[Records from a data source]
◇ ◇ ◇
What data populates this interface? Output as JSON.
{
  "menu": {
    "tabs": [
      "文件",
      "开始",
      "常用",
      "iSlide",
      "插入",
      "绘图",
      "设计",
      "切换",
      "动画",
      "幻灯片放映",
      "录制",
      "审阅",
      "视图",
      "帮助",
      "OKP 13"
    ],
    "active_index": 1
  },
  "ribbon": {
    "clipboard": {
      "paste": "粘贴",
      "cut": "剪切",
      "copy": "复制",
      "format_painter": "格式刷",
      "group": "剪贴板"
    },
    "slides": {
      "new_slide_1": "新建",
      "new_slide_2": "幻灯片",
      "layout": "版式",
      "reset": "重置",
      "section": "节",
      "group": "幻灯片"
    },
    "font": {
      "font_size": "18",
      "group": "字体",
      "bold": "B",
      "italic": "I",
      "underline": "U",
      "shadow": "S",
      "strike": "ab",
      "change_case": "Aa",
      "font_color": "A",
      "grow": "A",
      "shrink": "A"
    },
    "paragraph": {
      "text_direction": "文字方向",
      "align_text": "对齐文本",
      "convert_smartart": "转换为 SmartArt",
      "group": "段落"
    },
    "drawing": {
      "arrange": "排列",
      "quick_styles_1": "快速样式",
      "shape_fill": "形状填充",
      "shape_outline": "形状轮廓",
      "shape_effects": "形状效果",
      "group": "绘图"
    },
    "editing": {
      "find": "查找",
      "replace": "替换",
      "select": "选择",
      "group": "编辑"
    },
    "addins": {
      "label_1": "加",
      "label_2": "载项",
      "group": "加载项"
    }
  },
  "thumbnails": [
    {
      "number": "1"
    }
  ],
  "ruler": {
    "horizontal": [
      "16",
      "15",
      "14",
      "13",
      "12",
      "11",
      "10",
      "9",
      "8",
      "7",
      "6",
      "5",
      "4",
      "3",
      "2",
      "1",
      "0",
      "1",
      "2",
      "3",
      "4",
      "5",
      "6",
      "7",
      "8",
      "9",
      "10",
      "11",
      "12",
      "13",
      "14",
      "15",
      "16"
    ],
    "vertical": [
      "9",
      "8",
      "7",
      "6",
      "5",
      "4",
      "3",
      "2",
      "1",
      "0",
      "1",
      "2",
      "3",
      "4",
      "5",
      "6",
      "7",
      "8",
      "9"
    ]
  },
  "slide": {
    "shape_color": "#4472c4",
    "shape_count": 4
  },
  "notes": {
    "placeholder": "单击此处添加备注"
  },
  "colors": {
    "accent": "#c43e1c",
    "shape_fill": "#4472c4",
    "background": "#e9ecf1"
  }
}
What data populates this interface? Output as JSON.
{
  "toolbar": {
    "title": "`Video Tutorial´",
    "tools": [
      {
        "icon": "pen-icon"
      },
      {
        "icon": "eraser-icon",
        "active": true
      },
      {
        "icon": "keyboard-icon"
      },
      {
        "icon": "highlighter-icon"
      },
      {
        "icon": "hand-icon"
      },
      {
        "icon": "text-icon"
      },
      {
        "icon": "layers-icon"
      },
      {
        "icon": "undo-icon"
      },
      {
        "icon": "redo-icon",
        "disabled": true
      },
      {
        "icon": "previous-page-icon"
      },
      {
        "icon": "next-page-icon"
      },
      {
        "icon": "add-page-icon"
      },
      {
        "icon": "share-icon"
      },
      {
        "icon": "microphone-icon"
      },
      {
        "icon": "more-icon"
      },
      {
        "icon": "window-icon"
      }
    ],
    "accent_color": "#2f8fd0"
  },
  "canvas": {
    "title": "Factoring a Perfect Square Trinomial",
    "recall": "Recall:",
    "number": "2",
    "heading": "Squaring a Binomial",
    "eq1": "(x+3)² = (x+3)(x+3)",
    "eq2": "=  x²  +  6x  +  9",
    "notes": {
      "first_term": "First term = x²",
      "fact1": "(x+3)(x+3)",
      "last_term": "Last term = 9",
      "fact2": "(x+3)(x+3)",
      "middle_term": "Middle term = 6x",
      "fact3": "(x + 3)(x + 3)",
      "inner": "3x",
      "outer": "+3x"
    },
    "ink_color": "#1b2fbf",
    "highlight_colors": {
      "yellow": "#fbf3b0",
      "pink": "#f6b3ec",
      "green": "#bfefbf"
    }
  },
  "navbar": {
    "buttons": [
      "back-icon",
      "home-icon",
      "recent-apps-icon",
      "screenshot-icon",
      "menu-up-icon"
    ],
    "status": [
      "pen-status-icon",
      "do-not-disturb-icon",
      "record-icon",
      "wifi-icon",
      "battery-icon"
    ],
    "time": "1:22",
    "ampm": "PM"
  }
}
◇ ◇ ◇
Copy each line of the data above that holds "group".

      "group": "剪贴板"
      "group": "幻灯片"
      "group": "字体",
      "group": "段落"
      "group": "绘图"
      "group": "编辑"
      "group": "加载项"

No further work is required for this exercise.